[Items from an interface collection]
-=-=-=-=-
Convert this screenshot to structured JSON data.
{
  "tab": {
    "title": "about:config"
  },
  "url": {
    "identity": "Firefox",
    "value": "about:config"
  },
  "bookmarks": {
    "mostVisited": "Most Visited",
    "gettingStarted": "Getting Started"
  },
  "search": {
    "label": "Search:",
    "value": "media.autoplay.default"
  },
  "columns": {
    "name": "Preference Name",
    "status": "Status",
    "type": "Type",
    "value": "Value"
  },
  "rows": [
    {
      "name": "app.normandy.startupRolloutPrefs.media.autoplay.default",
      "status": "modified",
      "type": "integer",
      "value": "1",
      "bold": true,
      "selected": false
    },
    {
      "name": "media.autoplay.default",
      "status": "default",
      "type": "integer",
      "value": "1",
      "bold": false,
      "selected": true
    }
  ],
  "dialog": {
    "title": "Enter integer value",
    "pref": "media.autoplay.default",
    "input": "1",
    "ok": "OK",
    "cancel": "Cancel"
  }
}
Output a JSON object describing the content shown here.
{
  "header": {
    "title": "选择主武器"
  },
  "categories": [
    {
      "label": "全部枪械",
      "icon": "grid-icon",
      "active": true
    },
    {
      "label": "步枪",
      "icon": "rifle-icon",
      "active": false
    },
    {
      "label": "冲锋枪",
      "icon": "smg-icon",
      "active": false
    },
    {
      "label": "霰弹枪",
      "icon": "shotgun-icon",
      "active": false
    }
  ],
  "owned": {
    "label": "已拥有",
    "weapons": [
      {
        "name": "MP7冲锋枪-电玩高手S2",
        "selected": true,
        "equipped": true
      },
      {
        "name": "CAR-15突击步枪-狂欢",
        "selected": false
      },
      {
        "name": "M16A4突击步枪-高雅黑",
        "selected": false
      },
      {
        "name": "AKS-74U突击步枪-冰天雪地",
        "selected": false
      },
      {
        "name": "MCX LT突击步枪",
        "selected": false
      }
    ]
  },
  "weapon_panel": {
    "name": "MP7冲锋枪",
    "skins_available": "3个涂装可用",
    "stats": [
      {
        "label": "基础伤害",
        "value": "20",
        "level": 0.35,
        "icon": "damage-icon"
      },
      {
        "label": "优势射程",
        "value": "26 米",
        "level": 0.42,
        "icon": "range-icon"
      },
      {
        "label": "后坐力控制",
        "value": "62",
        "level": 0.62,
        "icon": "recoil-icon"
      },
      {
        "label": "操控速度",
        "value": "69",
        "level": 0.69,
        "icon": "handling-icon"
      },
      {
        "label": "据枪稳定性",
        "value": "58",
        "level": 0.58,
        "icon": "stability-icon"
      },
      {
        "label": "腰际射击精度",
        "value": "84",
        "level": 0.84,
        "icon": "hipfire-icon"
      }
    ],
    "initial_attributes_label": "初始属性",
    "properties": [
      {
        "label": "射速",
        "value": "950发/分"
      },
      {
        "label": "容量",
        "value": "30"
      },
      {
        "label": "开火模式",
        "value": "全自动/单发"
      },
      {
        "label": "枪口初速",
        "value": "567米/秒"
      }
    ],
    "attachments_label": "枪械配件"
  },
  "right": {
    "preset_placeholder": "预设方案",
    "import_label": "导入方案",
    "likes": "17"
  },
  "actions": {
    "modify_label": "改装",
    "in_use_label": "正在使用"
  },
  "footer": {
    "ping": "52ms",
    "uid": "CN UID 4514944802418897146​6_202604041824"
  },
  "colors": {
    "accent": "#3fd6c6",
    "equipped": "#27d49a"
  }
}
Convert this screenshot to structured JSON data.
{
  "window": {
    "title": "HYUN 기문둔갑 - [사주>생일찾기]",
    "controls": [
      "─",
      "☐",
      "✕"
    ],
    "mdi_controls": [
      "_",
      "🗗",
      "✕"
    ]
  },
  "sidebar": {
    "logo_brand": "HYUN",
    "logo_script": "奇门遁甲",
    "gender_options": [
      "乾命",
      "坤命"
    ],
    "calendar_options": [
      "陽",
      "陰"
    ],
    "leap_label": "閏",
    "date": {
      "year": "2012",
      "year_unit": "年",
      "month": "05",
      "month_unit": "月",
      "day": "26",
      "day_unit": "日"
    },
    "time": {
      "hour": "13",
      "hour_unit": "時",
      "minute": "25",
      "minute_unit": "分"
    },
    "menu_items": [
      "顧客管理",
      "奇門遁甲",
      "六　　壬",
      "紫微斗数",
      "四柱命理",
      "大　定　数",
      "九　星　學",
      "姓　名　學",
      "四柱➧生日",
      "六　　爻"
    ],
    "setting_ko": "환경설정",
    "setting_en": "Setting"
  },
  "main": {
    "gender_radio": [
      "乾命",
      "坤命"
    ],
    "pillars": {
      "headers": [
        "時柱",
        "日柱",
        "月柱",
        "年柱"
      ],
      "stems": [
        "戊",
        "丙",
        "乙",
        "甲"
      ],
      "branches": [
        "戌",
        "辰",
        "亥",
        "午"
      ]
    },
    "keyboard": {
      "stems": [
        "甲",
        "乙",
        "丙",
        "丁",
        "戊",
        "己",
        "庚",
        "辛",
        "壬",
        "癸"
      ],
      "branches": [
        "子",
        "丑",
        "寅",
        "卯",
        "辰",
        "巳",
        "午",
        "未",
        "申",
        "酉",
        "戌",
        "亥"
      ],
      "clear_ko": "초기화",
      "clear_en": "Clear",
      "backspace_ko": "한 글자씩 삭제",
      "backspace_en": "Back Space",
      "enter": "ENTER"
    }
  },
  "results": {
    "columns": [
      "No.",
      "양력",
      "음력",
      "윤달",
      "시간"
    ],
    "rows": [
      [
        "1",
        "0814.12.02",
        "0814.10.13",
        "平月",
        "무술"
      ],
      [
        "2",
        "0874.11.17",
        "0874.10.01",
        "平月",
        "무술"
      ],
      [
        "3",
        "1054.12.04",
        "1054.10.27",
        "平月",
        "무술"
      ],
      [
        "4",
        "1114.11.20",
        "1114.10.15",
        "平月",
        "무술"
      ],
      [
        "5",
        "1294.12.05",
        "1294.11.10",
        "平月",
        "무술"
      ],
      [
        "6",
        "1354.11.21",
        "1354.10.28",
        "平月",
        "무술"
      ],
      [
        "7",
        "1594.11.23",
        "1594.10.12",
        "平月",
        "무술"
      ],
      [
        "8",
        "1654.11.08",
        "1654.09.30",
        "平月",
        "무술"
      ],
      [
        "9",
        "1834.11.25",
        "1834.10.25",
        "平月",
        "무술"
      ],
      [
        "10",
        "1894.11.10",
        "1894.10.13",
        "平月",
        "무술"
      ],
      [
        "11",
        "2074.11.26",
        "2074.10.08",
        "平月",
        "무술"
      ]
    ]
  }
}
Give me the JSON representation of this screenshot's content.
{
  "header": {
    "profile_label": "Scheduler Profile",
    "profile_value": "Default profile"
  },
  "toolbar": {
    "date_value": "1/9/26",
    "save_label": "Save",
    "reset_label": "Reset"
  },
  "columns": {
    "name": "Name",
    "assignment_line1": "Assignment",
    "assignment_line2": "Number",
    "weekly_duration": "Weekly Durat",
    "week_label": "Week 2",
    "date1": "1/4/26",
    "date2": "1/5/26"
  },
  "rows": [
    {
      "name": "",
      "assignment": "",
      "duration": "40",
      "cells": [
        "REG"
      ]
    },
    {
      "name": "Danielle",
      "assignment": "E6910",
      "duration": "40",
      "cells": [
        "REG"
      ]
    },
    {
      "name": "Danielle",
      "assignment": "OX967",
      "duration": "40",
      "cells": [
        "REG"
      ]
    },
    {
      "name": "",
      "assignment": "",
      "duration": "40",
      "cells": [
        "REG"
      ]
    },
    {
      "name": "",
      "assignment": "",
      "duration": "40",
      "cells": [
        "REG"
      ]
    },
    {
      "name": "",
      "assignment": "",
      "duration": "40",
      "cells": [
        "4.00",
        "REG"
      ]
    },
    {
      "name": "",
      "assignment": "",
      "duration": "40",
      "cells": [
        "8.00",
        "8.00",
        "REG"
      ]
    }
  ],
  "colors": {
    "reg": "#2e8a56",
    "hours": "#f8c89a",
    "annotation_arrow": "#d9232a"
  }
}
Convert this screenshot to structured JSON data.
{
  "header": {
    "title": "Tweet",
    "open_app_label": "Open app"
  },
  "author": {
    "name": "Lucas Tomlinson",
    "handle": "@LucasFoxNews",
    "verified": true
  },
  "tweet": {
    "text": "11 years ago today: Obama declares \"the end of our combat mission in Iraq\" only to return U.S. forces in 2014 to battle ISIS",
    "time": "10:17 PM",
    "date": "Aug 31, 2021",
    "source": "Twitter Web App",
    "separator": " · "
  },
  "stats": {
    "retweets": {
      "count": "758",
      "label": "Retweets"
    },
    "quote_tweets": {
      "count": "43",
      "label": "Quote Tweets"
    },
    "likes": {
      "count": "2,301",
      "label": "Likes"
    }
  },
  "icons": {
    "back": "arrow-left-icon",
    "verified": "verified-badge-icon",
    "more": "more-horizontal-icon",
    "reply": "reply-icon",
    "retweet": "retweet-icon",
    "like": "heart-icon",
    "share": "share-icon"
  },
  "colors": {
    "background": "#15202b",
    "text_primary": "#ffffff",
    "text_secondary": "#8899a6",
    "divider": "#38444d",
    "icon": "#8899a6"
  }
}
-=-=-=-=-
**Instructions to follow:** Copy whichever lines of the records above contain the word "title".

**Output:**
    "title": "about:config"
    "title": "Enter integer value",
    "title": "选择主武器"
    "title": "HYUN 기문둔갑 - [사주>생일찾기]",
    "title": "Tweet",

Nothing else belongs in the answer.